XIII. NATIONAL ACTION (L.10)
Hurst introduced the text, noting that Section C will be includedlater. The EU reminded the Chair of its giant brackets aroundSection C. In 13.8(a) (objectives), Brazil said that "adolescents"should be mentioned. In 13.1 (basis for action), Sweden said thatgender equity and equality should be mentioned. Canadapreferred equality. Agreement was reached to include both terms.Once again the issue of family planning was raised. The Holy Seeand Guatemala said that family planning must remain in bracketsuntil agreement is reached on a clear division between familyplanning and abortion.
IV. GENDER EQUITY, EQUALITY AND EMPOWERMENT OF WOMEN (L.4)
The Holy See announced that it had no problem with the term"contraceptive" in 4.4(f) (discriminatory practice against women).However, it insisted on retaining brackets around family planningin 4.23 (equal participation of women and men) and 4.24 (men'sshared responsibility). Benin and India pointed out that the secondsentence of 4.19 bis on sex selection through in-vitrofertilization is contradictory to language on preventing sexselection practices. The sentence was deleted from the paragraph.On the issue of gender equity and equality, Canada advocated usingonly equality. Norway suggested that it would be better to use bothterms in 4.3, but only equity in 4.21. Canada agreed to accept theNorwegian proposal. In 4.15, the EU requested that the bracketsaround the target date for universal primary education remain,pending the discussion of goals.
V. THE FAMILY, ITS ROLES, RIGHTS, COMPOSITION AND STRUCTURE(L.5)
The Chair of Working Group II, Nicolaas Biegman, said that the onlybrackets are around "reproductive." He added that a possibleproblem with the definition of the "family" was resolved since theUN General Assembly adopted a resolution on the International Yearof the Family last October. However, there was a misunderstandingof the definition used in the first sentence of 5.1 (basis foraction). Some delegates assumed agreement was reached on "thefamily," rather than "families," which appeared in the text. Malta,Ecuador, Morocco, Mauritius, Guatemala, Costa Rica and Nicaraguasupported use of the singular form. The EU, Canada and the USsupported the plural form.

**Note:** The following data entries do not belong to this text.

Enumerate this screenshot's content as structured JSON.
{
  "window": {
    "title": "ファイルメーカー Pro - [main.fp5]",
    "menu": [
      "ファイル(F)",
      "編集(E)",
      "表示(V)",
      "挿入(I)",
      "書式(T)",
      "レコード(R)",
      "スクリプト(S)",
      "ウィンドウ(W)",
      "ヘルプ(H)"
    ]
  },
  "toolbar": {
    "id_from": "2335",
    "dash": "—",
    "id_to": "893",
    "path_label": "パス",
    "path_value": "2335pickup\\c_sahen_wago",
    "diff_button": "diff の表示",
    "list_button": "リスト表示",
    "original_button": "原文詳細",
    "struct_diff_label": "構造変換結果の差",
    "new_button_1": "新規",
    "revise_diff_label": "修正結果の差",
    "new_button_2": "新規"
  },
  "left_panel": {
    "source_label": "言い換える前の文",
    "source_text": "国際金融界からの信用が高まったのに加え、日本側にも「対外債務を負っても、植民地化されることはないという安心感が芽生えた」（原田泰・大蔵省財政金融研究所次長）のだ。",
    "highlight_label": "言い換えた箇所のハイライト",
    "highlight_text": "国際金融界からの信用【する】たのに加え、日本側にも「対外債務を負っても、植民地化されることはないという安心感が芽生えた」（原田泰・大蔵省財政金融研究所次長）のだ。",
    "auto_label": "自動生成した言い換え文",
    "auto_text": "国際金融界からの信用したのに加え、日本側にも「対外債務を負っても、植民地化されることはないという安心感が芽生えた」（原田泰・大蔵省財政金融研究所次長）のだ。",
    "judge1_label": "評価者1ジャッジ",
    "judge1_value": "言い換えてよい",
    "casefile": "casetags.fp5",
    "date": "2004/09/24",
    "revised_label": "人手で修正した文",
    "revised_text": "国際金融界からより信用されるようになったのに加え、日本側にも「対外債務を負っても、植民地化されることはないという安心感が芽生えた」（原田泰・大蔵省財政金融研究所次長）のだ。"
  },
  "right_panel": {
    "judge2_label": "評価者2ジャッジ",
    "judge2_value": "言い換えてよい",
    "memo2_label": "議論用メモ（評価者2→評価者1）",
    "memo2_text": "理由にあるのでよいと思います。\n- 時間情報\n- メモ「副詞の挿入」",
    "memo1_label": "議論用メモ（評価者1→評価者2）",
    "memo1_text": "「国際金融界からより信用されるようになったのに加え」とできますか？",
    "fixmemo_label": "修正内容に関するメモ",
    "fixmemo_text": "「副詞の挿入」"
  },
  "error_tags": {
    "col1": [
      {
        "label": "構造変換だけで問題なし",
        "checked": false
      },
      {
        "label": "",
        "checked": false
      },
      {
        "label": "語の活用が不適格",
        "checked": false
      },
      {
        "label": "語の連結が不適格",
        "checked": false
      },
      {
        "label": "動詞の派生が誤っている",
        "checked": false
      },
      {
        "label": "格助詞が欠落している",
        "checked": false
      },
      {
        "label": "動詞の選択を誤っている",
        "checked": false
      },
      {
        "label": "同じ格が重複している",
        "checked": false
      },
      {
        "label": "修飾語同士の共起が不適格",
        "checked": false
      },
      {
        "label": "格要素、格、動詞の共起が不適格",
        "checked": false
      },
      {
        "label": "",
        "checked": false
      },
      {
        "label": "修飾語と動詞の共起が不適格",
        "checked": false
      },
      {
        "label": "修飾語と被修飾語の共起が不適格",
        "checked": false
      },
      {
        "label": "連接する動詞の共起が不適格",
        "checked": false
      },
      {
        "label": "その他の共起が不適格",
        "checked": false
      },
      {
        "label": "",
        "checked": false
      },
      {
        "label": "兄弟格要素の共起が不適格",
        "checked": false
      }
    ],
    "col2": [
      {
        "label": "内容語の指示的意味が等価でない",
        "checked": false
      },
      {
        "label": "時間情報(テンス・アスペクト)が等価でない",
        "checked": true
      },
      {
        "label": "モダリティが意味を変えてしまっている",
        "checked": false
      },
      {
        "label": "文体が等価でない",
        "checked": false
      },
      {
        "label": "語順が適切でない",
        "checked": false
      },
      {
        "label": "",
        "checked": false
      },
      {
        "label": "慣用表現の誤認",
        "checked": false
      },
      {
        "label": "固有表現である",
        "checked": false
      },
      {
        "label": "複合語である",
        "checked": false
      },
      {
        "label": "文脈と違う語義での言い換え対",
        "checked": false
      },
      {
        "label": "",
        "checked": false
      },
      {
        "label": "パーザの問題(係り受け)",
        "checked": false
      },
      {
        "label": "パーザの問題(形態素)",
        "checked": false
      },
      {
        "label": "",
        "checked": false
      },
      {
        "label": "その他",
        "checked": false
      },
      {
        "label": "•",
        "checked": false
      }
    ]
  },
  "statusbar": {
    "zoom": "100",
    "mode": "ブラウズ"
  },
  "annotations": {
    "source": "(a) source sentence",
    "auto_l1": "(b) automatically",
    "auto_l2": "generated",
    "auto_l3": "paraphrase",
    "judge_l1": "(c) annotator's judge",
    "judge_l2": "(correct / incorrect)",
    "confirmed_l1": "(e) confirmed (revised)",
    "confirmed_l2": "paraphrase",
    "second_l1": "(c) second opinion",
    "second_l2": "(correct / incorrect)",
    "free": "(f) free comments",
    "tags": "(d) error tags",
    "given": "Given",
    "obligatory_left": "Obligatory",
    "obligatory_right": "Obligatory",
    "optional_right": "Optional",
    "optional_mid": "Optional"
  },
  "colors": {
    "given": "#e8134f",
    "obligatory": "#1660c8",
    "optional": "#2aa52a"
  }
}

THINGS TO LOOK FOR TODAY
PLENARY: The Plenary is expected to meet until 9:00 pm. Itwill resume consideration of Chapter V (A/CONF.171/ PC/L.5). Otherchapters expected to be considered (not necessarily in this order)are: VI (Population Growth and Structure (L.6)) and IX (PopulationDistribution, Urbanization and Internal Migration (L.9)). Look forthe texts of Chapters X, XII and XIV. The Plenary will also hearstatements by the Prime Minister of Estonia, UNDP Administrator GusSpeth, Under-Secretary-General for Policy Coordination andSustainable Development Nitin Desai, the Deputy Executive Directorof UNICEF and a representative from the Indian Academy of Sciences.
INFORMAL CONSULTATIONS: Working Group I will meet informallythis morning in Conference Room 6 to resolve the bracketedparagraphs in Chapters XVI, III and XIII. Working Group II willmeet informally this morning in Conference Room 9 to discussparagraphs 7.1 and 7.2.